“The Winter House,” written and directed by Keith Boynton is a film that delicately navigates the complexities of human relationships in a unique and isolated setting.
The narrative unfolds within the confines of a remote winter house, where these two characters meet by chance and find solace, share secrets, and an unexpected connection.
The film introduces us to Eileen, portrayed brilliantly by Lili Taylor who is an author grappling with the weight of her sorrow and loss. As we delve into her character, it becomes evident that she is reeling from the sudden departure of her husband of many years, who left without any explanation. This enigmatic backstory sets the tone for her character, painting her as a woman in emotional turmoil, seeking isolation in the cold, desolate landscapes of New Hampshire. We later find out more about her reason for going to the cabin.
Eileen‘s character is the emotional anchor of the film, and Taylor convincingly portrays her vulnerability and despair. Also, when the scene requires it, she shows a fierce person who won’t back down even in the face of life-threatening adversity.
On the other side of the narrative, we meet Jesse, played by François Arnaud, a character shrouded in mystery. Jesse, a recovered addict, is on the run from his menacing boss, who is willing to go to great lengths to ensure Jesse‘s silence regarding their shady past dealings. Jesse‘s decision to hide in the winter house stems from a childhood memory, a place he is familiar with and knows he can be safe at. However, he initially conceals his true identity from Eileen, fabricating a story that he is the son of the house’s owners, oblivious to its current occupancy.
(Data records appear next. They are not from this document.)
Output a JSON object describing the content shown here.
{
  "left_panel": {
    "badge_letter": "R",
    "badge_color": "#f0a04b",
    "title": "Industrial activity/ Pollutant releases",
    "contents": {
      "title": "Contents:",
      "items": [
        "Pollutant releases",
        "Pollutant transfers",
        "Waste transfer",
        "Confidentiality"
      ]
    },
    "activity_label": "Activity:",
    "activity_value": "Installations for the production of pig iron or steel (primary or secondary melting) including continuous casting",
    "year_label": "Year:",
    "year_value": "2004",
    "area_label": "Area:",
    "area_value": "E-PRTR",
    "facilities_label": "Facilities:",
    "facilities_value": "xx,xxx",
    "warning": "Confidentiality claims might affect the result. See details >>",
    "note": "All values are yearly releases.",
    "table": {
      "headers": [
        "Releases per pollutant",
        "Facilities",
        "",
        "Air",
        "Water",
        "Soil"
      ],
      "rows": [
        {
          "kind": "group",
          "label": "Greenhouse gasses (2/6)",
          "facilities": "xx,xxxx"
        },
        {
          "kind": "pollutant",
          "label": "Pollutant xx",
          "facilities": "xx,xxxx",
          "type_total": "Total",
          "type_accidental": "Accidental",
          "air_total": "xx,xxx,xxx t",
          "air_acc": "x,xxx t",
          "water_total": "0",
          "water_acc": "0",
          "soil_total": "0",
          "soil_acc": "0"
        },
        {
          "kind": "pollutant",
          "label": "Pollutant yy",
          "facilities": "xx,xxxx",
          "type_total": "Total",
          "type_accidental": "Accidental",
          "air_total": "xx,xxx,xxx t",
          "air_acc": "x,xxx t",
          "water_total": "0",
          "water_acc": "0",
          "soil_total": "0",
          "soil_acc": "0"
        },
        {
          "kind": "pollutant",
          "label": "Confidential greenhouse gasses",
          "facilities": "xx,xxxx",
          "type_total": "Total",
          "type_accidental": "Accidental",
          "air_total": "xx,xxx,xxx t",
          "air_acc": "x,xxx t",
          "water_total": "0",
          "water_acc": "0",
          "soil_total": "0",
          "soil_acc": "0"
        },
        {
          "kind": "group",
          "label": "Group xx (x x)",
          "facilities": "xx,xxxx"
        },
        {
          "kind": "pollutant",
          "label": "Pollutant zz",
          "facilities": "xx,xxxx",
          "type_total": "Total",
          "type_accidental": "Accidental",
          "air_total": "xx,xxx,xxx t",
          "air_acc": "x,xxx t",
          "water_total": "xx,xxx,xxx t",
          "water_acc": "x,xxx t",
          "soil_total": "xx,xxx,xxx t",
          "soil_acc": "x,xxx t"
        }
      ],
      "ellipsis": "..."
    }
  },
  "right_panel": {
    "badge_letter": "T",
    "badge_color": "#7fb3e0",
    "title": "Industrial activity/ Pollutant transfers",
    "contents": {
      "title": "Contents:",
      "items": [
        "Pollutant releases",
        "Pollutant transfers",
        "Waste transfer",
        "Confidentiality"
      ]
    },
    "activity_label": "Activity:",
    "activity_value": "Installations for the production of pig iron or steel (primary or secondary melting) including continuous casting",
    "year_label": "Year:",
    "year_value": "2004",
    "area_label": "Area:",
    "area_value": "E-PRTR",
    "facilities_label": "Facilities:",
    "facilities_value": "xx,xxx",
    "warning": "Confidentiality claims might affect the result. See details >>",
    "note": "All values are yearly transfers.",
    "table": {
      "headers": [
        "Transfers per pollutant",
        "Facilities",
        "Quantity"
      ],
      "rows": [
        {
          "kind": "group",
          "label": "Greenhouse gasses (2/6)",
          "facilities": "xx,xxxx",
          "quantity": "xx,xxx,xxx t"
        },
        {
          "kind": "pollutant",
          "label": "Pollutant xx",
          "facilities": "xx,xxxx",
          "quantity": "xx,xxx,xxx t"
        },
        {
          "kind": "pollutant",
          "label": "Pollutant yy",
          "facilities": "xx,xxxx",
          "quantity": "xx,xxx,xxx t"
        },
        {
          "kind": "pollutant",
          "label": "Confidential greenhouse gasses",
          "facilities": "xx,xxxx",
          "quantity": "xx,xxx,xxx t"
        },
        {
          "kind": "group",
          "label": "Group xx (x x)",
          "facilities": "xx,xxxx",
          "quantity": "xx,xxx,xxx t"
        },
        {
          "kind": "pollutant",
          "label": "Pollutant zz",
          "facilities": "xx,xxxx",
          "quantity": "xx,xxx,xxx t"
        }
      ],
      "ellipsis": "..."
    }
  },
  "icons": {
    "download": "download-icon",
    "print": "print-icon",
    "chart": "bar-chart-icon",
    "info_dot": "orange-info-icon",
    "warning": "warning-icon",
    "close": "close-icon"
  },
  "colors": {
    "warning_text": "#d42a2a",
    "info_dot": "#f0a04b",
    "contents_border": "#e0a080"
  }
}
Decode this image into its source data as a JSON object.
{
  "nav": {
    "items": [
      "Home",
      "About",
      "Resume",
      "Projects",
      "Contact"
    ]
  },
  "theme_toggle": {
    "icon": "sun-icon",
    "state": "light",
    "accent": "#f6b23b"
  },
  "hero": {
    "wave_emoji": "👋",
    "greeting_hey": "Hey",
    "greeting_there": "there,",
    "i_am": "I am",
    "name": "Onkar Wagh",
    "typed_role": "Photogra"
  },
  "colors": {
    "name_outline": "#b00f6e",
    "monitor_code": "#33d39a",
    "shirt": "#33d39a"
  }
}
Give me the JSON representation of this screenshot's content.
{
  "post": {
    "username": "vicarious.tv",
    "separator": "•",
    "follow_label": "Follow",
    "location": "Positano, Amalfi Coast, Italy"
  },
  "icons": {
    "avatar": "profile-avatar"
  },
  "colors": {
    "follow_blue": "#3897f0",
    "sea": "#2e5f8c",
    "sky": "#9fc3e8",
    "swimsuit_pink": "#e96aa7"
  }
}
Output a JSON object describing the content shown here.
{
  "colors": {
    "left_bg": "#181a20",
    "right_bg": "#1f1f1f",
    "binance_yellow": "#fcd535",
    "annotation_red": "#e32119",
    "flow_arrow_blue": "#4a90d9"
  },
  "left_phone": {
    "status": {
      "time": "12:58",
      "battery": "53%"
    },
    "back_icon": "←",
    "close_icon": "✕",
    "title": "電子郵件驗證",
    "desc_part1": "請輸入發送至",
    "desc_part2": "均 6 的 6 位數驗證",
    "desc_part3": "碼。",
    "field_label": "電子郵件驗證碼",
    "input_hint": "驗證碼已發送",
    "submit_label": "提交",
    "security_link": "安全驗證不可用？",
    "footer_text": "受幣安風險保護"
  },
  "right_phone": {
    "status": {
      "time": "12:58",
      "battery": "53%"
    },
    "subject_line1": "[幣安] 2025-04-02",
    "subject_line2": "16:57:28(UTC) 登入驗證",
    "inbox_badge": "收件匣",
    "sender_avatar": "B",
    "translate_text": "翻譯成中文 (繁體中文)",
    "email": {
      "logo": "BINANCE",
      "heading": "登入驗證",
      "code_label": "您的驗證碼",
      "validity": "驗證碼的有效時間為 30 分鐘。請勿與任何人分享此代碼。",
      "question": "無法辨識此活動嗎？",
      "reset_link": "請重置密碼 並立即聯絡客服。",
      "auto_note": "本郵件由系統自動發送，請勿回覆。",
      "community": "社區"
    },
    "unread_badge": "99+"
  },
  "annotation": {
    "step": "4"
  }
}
The film artfully weaves together the stories of Eileen and Jesse, showcasing their gradual emotional evolution as they share the solitude of the winter house. The interaction between the two is where the film truly shines, as it delves into the complexities of human connection, transcending the boundaries of age and personal history. Despite the glaring age gap, the chemistry between Taylor and Arnaud is palpable, and the way their relationship develops feels authentic and organic.
What makes “The Winter House” particularly intriguing is the timing of pivotal moments. Just as the threat of Jesse‘s ominous pursuers looms over them, the film takes a daring turn, leading to an unexpected, passionate encounter between the two central characters. This intimate scene is not merely an attempt to add sensuality to the plot but rather serves as a powerful catalyst for their relationship. It’s in this moment of vulnerability and danger that their connection deepens, transcending the boundaries of mere physical attraction.
The remote winter house, with its chilling backdrop and cosy interiors, serves as a character in its own right. The house’s isolation mirrors the emotional isolation of the two protagonists, and its warm, inviting interiors provide a stark contrast to the harsh winter landscape outside. The cinematography in these scenes is breathtaking, capturing the essence of the character’s emotional journey.
While the film is undeniably slow-paced at times, it doesn’t allow scenes to drag on excessively. This measured approach contributes to the film’s overall atmosphere, allowing viewers to immerse themselves in the evolving relationship between Eileen and Jesse. The slow pace complements the isolation of the winter house, where time itself seems to move differently, in sync with the characters’ emotional transformation.
The film manages to maintain the audience’s attention with its compelling central characters, Eileen and Jesse. Even though it is stated that is a thriller, those elements of the plot are relegated to the back. At certain junctures in the movie, I found myself wishing that the pacing would kick into a higher gear, capitalizing on the film’s thriller elements to inject some excitement and adrenaline to the viewers. But, sadly that never happens. Even with the way the film climaxes we are spared the full details of the shady dealings of Jesse and his boss.
In the end, “The Winter House” is a well-crafted film that excels in portraying the intricate dynamics of human connection and the power of unlikely bonds. Eileen and Jesse‘s characters are brought to life by exceptional performances, and their evolving relationship in the backdrop of a remote winter house makes for a compelling narrative.
I would score this film 6.5/10. While the film’s pace might not be for everyone, it does capture the depth of human emotions and the complexities of the bond between two strangers caught in an unlikely situation.